◆ To do:
Please reproduce all of the entries exactly, without omitting any.

[Start of Attachment]

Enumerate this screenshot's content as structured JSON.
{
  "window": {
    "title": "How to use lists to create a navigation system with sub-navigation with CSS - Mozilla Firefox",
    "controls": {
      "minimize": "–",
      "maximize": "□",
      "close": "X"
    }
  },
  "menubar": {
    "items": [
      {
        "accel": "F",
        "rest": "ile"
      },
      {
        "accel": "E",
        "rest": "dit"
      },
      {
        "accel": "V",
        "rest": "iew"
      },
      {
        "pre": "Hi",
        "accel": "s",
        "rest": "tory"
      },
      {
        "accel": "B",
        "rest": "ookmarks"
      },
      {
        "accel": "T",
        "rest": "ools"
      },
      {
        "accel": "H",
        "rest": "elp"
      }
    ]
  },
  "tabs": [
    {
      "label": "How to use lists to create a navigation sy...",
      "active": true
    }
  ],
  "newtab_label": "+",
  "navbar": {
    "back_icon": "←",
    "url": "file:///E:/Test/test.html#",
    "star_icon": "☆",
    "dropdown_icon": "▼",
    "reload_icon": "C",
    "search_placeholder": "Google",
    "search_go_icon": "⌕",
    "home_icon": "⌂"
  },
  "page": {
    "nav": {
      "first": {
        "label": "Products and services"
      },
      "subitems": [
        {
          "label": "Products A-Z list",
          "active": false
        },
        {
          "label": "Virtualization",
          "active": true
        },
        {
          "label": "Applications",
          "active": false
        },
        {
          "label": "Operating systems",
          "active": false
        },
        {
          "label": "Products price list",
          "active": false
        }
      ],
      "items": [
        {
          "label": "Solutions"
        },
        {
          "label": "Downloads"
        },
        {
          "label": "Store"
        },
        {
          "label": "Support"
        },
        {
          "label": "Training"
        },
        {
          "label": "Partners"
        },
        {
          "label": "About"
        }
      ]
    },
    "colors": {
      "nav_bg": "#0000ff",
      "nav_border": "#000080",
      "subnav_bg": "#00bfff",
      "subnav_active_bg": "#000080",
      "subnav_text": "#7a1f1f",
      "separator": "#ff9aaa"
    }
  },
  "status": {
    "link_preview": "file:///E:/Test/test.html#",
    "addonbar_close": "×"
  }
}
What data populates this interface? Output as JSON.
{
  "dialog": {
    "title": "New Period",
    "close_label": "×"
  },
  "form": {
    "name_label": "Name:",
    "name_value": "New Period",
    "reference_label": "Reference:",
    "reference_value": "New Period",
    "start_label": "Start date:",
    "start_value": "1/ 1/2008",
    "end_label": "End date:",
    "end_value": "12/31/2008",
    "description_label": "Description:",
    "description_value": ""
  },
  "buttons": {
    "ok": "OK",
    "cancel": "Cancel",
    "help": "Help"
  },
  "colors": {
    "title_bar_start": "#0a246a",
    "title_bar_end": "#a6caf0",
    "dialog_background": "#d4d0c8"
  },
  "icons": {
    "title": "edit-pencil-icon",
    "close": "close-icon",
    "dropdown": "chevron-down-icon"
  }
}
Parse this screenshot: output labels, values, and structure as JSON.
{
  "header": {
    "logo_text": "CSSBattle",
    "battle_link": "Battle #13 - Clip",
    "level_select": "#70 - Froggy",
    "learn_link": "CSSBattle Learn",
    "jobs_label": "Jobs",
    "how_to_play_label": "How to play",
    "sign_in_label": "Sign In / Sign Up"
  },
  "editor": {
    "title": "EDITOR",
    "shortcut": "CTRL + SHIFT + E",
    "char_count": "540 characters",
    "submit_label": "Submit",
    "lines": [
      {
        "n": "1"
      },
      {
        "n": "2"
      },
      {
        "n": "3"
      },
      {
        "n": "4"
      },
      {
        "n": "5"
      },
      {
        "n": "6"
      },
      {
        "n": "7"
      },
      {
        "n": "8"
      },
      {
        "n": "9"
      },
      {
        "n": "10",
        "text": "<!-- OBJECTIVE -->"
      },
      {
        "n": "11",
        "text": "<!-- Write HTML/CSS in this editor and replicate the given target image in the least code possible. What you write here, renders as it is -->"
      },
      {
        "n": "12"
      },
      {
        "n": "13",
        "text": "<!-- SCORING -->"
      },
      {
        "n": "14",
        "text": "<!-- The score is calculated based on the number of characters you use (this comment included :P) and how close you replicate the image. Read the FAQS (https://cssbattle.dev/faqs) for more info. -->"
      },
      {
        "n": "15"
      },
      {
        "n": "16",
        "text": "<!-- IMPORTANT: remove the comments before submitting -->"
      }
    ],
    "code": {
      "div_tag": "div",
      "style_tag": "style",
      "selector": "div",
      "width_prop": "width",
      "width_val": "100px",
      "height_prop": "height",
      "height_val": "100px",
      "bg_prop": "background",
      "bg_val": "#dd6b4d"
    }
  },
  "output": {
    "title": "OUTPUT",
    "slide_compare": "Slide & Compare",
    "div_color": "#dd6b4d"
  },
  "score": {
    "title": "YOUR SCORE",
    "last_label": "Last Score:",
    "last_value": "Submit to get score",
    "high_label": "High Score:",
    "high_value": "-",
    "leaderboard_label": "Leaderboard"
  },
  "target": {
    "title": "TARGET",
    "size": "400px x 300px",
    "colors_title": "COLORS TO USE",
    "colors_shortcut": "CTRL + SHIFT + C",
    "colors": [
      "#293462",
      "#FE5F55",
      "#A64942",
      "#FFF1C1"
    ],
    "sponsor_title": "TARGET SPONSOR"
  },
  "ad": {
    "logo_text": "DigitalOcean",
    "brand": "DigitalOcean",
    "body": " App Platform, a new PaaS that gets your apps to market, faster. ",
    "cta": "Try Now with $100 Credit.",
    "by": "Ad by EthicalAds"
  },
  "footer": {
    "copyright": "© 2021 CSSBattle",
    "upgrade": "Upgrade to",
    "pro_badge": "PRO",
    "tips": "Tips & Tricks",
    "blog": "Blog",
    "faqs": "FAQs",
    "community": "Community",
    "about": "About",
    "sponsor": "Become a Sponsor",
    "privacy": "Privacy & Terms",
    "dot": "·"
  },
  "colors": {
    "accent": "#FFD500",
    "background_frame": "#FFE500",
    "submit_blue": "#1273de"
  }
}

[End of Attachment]

◆ Output for this task:
Enumerate this screenshot's content as structured JSON.
{
  "window": {
    "title": "How to use lists to create a navigation system with sub-navigation with CSS - Mozilla Firefox",
    "controls": {
      "minimize": "–",
      "maximize": "□",
      "close": "X"
    }
  },
  "menubar": {
    "items": [
      {
        "accel": "F",
        "rest": "ile"
      },
      {
        "accel": "E",
        "rest": "dit"
      },
      {
        "accel": "V",
        "rest": "iew"
      },
      {
        "pre": "Hi",
        "accel": "s",
        "rest": "tory"
      },
      {
        "accel": "B",
        "rest": "ookmarks"
      },
      {
        "accel": "T",
        "rest": "ools"
      },
      {
        "accel": "H",
        "rest": "elp"
      }
    ]
  },
  "tabs": [
    {
      "label": "How to use lists to create a navigation sy...",
      "active": true
    }
  ],
  "newtab_label": "+",
  "navbar": {
    "back_icon": "←",
    "url": "file:///E:/Test/test.html#",
    "star_icon": "☆",
    "dropdown_icon": "▼",
    "reload_icon": "C",
    "search_placeholder": "Google",
    "search_go_icon": "⌕",
    "home_icon": "⌂"
  },
  "page": {
    "nav": {
      "first": {
        "label": "Products and services"
      },
      "subitems": [
        {
          "label": "Products A-Z list",
          "active": false
        },
        {
          "label": "Virtualization",
          "active": true
        },
        {
          "label": "Applications",
          "active": false
        },
        {
          "label": "Operating systems",
          "active": false
        },
        {
          "label": "Products price list",
          "active": false
        }
      ],
      "items": [
        {
          "label": "Solutions"
        },
        {
          "label": "Downloads"
        },
        {
          "label": "Store"
        },
        {
          "label": "Support"
        },
        {
          "label": "Training"
        },
        {
          "label": "Partners"
        },
        {
          "label": "About"
        }
      ]
    },
    "colors": {
      "nav_bg": "#0000ff",
      "nav_border": "#000080",
      "subnav_bg": "#00bfff",
      "subnav_active_bg": "#000080",
      "subnav_text": "#7a1f1f",
      "separator": "#ff9aaa"
    }
  },
  "status": {
    "link_preview": "file:///E:/Test/test.html#",
    "addonbar_close": "×"
  }
}
What data populates this interface? Output as JSON.
{
  "dialog": {
    "title": "New Period",
    "close_label": "×"
  },
  "form": {
    "name_label": "Name:",
    "name_value": "New Period",
    "reference_label": "Reference:",
    "reference_value": "New Period",
    "start_label": "Start date:",
    "start_value": "1/ 1/2008",
    "end_label": "End date:",
    "end_value": "12/31/2008",
    "description_label": "Description:",
    "description_value": ""
  },
  "buttons": {
    "ok": "OK",
    "cancel": "Cancel",
    "help": "Help"
  },
  "colors": {
    "title_bar_start": "#0a246a",
    "title_bar_end": "#a6caf0",
    "dialog_background": "#d4d0c8"
  },
  "icons": {
    "title": "edit-pencil-icon",
    "close": "close-icon",
    "dropdown": "chevron-down-icon"
  }
}
Parse this screenshot: output labels, values, and structure as JSON.
{
  "header": {
    "logo_text": "CSSBattle",
    "battle_link": "Battle #13 - Clip",
    "level_select": "#70 - Froggy",
    "learn_link": "CSSBattle Learn",
    "jobs_label": "Jobs",
    "how_to_play_label": "How to play",
    "sign_in_label": "Sign In / Sign Up"
  },
  "editor": {
    "title": "EDITOR",
    "shortcut": "CTRL + SHIFT + E",
    "char_count": "540 characters",
    "submit_label": "Submit",
    "lines": [
      {
        "n": "1"
      },
      {
        "n": "2"
      },
      {
        "n": "3"
      },
      {
        "n": "4"
      },
      {
        "n": "5"
      },
      {
        "n": "6"
      },
      {
        "n": "7"
      },
      {
        "n": "8"
      },
      {
        "n": "9"
      },
      {
        "n": "10",
        "text": "<!-- OBJECTIVE -->"
      },
      {
        "n": "11",
        "text": "<!-- Write HTML/CSS in this editor and replicate the given target image in the least code possible. What you write here, renders as it is -->"
      },
      {
        "n": "12"
      },
      {
        "n": "13",
        "text": "<!-- SCORING -->"
      },
      {
        "n": "14",
        "text": "<!-- The score is calculated based on the number of characters you use (this comment included :P) and how close you replicate the image. Read the FAQS (https://cssbattle.dev/faqs) for more info. -->"
      },
      {
        "n": "15"
      },
      {
        "n": "16",
        "text": "<!-- IMPORTANT: remove the comments before submitting -->"
      }
    ],
    "code": {
      "div_tag": "div",
      "style_tag": "style",
      "selector": "div",
      "width_prop": "width",
      "width_val": "100px",
      "height_prop": "height",
      "height_val": "100px",
      "bg_prop": "background",
      "bg_val": "#dd6b4d"
    }
  },
  "output": {
    "title": "OUTPUT",
    "slide_compare": "Slide & Compare",
    "div_color": "#dd6b4d"
  },
  "score": {
    "title": "YOUR SCORE",
    "last_label": "Last Score:",
    "last_value": "Submit to get score",
    "high_label": "High Score:",
    "high_value": "-",
    "leaderboard_label": "Leaderboard"
  },
  "target": {
    "title": "TARGET",
    "size": "400px x 300px",
    "colors_title": "COLORS TO USE",
    "colors_shortcut": "CTRL + SHIFT + C",
    "colors": [
      "#293462",
      "#FE5F55",
      "#A64942",
      "#FFF1C1"
    ],
    "sponsor_title": "TARGET SPONSOR"
  },
  "ad": {
    "logo_text": "DigitalOcean",
    "brand": "DigitalOcean",
    "body": " App Platform, a new PaaS that gets your apps to market, faster. ",
    "cta": "Try Now with $100 Credit.",
    "by": "Ad by EthicalAds"
  },
  "footer": {
    "copyright": "© 2021 CSSBattle",
    "upgrade": "Upgrade to",
    "pro_badge": "PRO",
    "tips": "Tips & Tricks",
    "blog": "Blog",
    "faqs": "FAQs",
    "community": "Community",
    "about": "About",
    "sponsor": "Become a Sponsor",
    "privacy": "Privacy & Terms",
    "dot": "·"
  },
  "colors": {
    "accent": "#FFD500",
    "background_frame": "#FFE500",
    "submit_blue": "#1273de"
  }
}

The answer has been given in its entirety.